== Data shown ==
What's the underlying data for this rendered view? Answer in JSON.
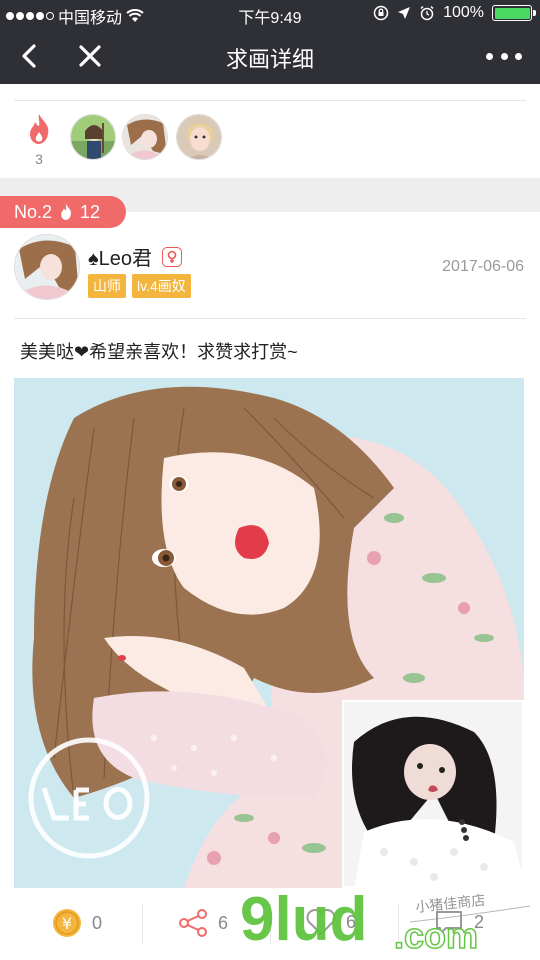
{
  "status_bar": {
    "carrier": "中国移动",
    "time": "下午9:49",
    "battery_percent": "100%",
    "battery_level": 1.0
  },
  "nav": {
    "title": "求画详细"
  },
  "likers": {
    "count": "3"
  },
  "post": {
    "rank": "No.2",
    "fire_count": "12",
    "user_name": "♠Leo君",
    "tags": [
      "山师",
      "lv.4画奴"
    ],
    "date": "2017-06-06",
    "text": "美美哒❤希望亲喜欢！求赞求打赏~"
  },
  "actions": {
    "coin": "0",
    "share": "6",
    "like": "6",
    "comment": "2"
  },
  "watermark": {
    "brand": "9lud",
    "domain": ".com",
    "handwriting": "小猪佳商店"
  },
  "colors": {
    "header_bg": "#2f3035",
    "accent_red": "#f06a6a",
    "tag_yellow": "#f3b53d",
    "watermark_green": "#5cc33a"
  }
}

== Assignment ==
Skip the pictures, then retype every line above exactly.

== Task response ==
What's the underlying data for this rendered view? Answer in JSON.
{
  "status_bar": {
    "carrier": "中国移动",
    "time": "下午9:49",
    "battery_percent": "100%",
    "battery_level": 1.0
  },
  "nav": {
    "title": "求画详细"
  },
  "likers": {
    "count": "3"
  },
  "post": {
    "rank": "No.2",
    "fire_count": "12",
    "user_name": "♠Leo君",
    "tags": [
      "山师",
      "lv.4画奴"
    ],
    "date": "2017-06-06",
    "text": "美美哒❤希望亲喜欢！求赞求打赏~"
  },
  "actions": {
    "coin": "0",
    "share": "6",
    "like": "6",
    "comment": "2"
  },
  "watermark": {
    "brand": "9lud",
    "domain": ".com",
    "handwriting": "小猪佳商店"
  },
  "colors": {
    "header_bg": "#2f3035",
    "accent_red": "#f06a6a",
    "tag_yellow": "#f3b53d",
    "watermark_green": "#5cc33a"
  }
}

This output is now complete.